Raw data Start Marker
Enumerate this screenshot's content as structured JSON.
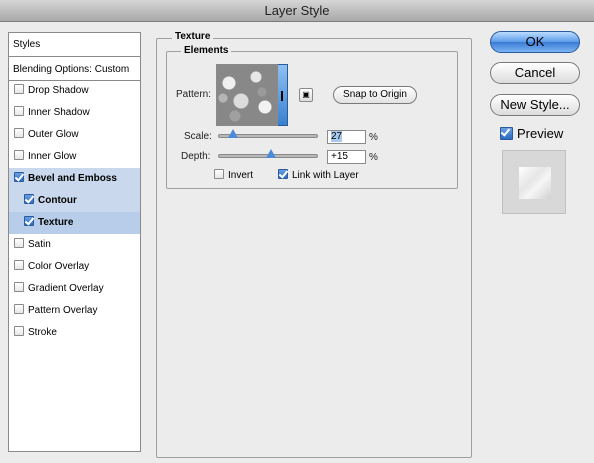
{
  "window": {
    "title": "Layer Style"
  },
  "styles_list": {
    "header": "Styles",
    "blending": "Blending Options: Custom",
    "items": [
      {
        "label": "Drop Shadow",
        "checked": false,
        "bold": false
      },
      {
        "label": "Inner Shadow",
        "checked": false,
        "bold": false
      },
      {
        "label": "Outer Glow",
        "checked": false,
        "bold": false
      },
      {
        "label": "Inner Glow",
        "checked": false,
        "bold": false
      },
      {
        "label": "Bevel and Emboss",
        "checked": true,
        "bold": true
      },
      {
        "label": "Contour",
        "checked": true,
        "bold": true,
        "sub": true
      },
      {
        "label": "Texture",
        "checked": true,
        "bold": true,
        "sub": true
      },
      {
        "label": "Satin",
        "checked": false,
        "bold": false
      },
      {
        "label": "Color Overlay",
        "checked": false,
        "bold": false
      },
      {
        "label": "Gradient Overlay",
        "checked": false,
        "bold": false
      },
      {
        "label": "Pattern Overlay",
        "checked": false,
        "bold": false
      },
      {
        "label": "Stroke",
        "checked": false,
        "bold": false
      }
    ]
  },
  "texture": {
    "section_title": "Texture",
    "group_title": "Elements",
    "pattern_label": "Pattern:",
    "snap_button": "Snap to Origin",
    "scale_label": "Scale:",
    "scale_value": "27",
    "scale_unit": "%",
    "scale_fraction": 0.27,
    "depth_label": "Depth:",
    "depth_value": "+15",
    "depth_unit": "%",
    "invert_label": "Invert",
    "invert_checked": false,
    "link_label": "Link with Layer",
    "link_checked": true
  },
  "actions": {
    "ok": "OK",
    "cancel": "Cancel",
    "new_style": "New Style...",
    "preview_label": "Preview",
    "preview_checked": true
  },
  "icons": {
    "checkbox": "checkbox-icon",
    "pattern_dropdown": "pattern-dropdown-icon",
    "new_preset": "new-preset-icon"
  }
}
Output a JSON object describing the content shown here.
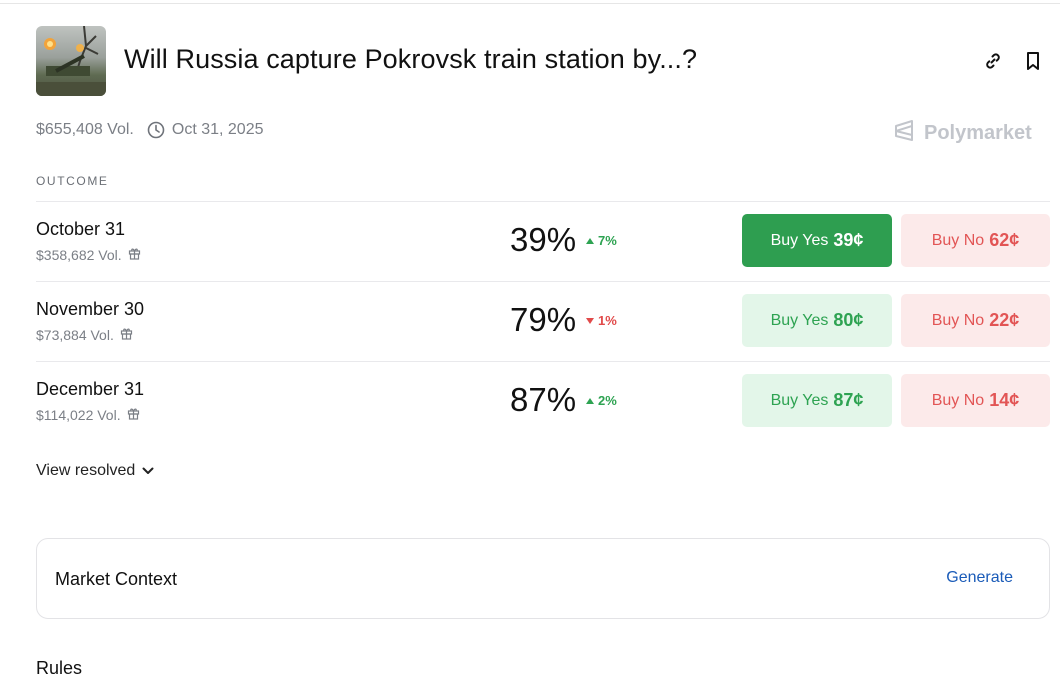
{
  "header": {
    "title": "Will Russia capture Pokrovsk train station by...?",
    "volume": "$655,408 Vol.",
    "end_date": "Oct 31, 2025",
    "brand": "Polymarket"
  },
  "table": {
    "column_header": "OUTCOME",
    "rows": [
      {
        "name": "October 31",
        "volume": "$358,682 Vol.",
        "percent": "39%",
        "change": "7%",
        "direction": "up",
        "yes_label": "Buy Yes",
        "yes_price": "39¢",
        "no_label": "Buy No",
        "no_price": "62¢"
      },
      {
        "name": "November 30",
        "volume": "$73,884 Vol.",
        "percent": "79%",
        "change": "1%",
        "direction": "down",
        "yes_label": "Buy Yes",
        "yes_price": "80¢",
        "no_label": "Buy No",
        "no_price": "22¢"
      },
      {
        "name": "December 31",
        "volume": "$114,022 Vol.",
        "percent": "87%",
        "change": "2%",
        "direction": "up",
        "yes_label": "Buy Yes",
        "yes_price": "87¢",
        "no_label": "Buy No",
        "no_price": "14¢"
      }
    ]
  },
  "view_resolved": "View resolved",
  "market_context": {
    "label": "Market Context",
    "action": "Generate"
  },
  "rules_heading": "Rules",
  "colors": {
    "green": "#2e9e50",
    "red": "#e25555",
    "link_blue": "#1a5bb8"
  },
  "icons": [
    "link-icon",
    "bookmark-icon",
    "clock-icon",
    "polymarket-logo-icon",
    "gift-icon",
    "caret-up-icon",
    "caret-down-icon",
    "chevron-down-icon"
  ]
}
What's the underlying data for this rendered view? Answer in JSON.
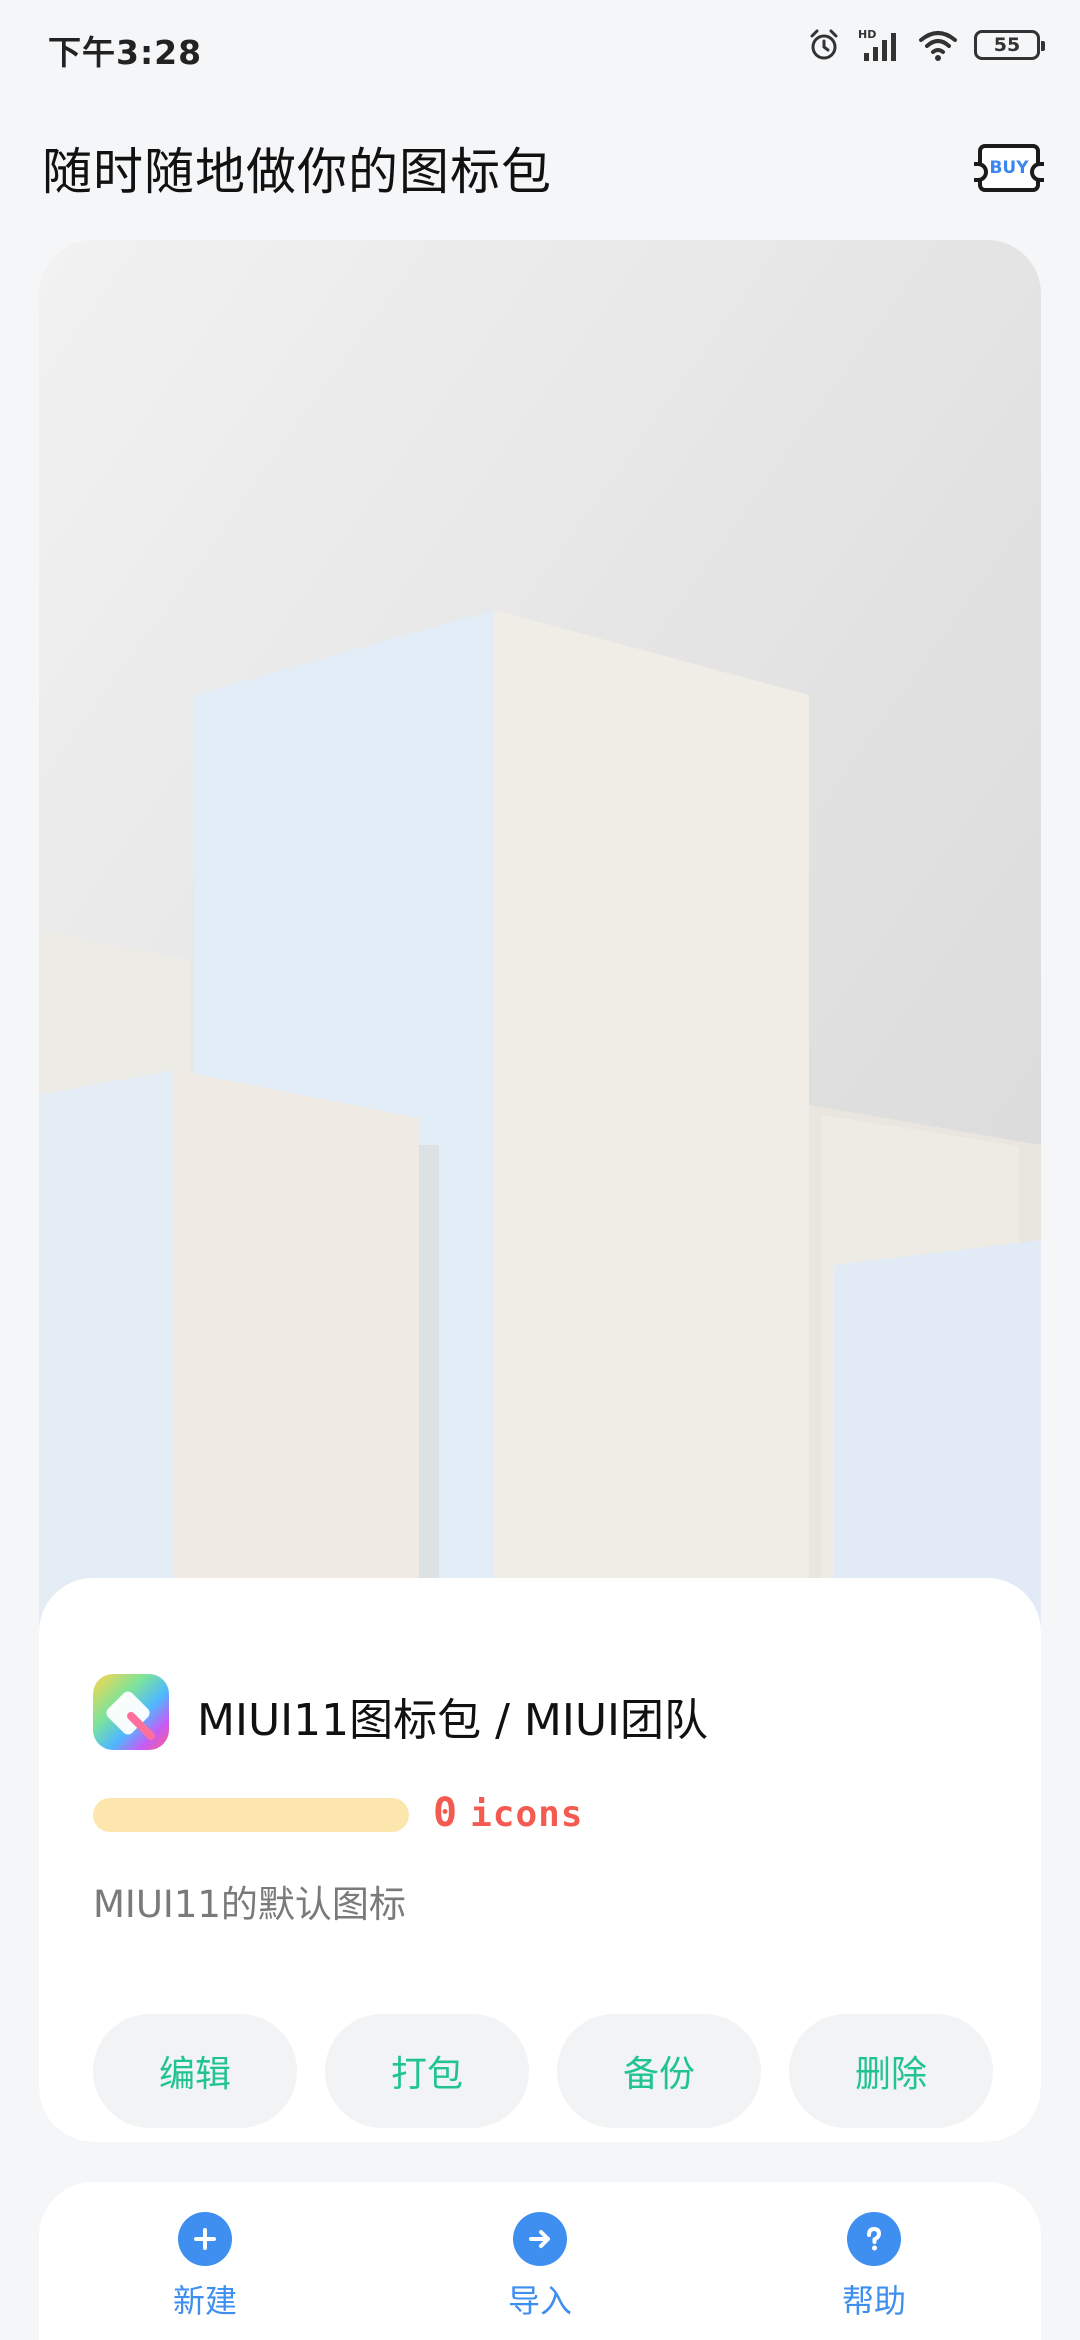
{
  "status_bar": {
    "time": "下午3:28",
    "battery": "55",
    "network_badge": "HD",
    "icons": [
      "alarm-icon",
      "signal-icon",
      "wifi-icon",
      "battery-icon"
    ]
  },
  "header": {
    "title": "随时随地做你的图标包",
    "buy_label": "BUY"
  },
  "pack": {
    "name": "MIUI11图标包 / MIUI团队",
    "count": "0",
    "count_unit": "icons",
    "progress": 0,
    "description": "MIUI11的默认图标"
  },
  "actions": [
    {
      "label": "编辑"
    },
    {
      "label": "打包"
    },
    {
      "label": "备份"
    },
    {
      "label": "删除"
    }
  ],
  "bottom_nav": [
    {
      "label": "新建",
      "icon": "plus-icon"
    },
    {
      "label": "导入",
      "icon": "arrow-right-icon"
    },
    {
      "label": "帮助",
      "icon": "question-icon"
    }
  ],
  "colors": {
    "accent_green": "#21c48e",
    "accent_blue": "#3f8ff0",
    "count_red": "#f45a4f",
    "progress_track": "#fde6ad"
  }
}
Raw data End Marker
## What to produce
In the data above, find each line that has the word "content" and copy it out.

## Output below
Enumerate this screenshot's content as structured JSON.
Output a JSON object describing the content shown here.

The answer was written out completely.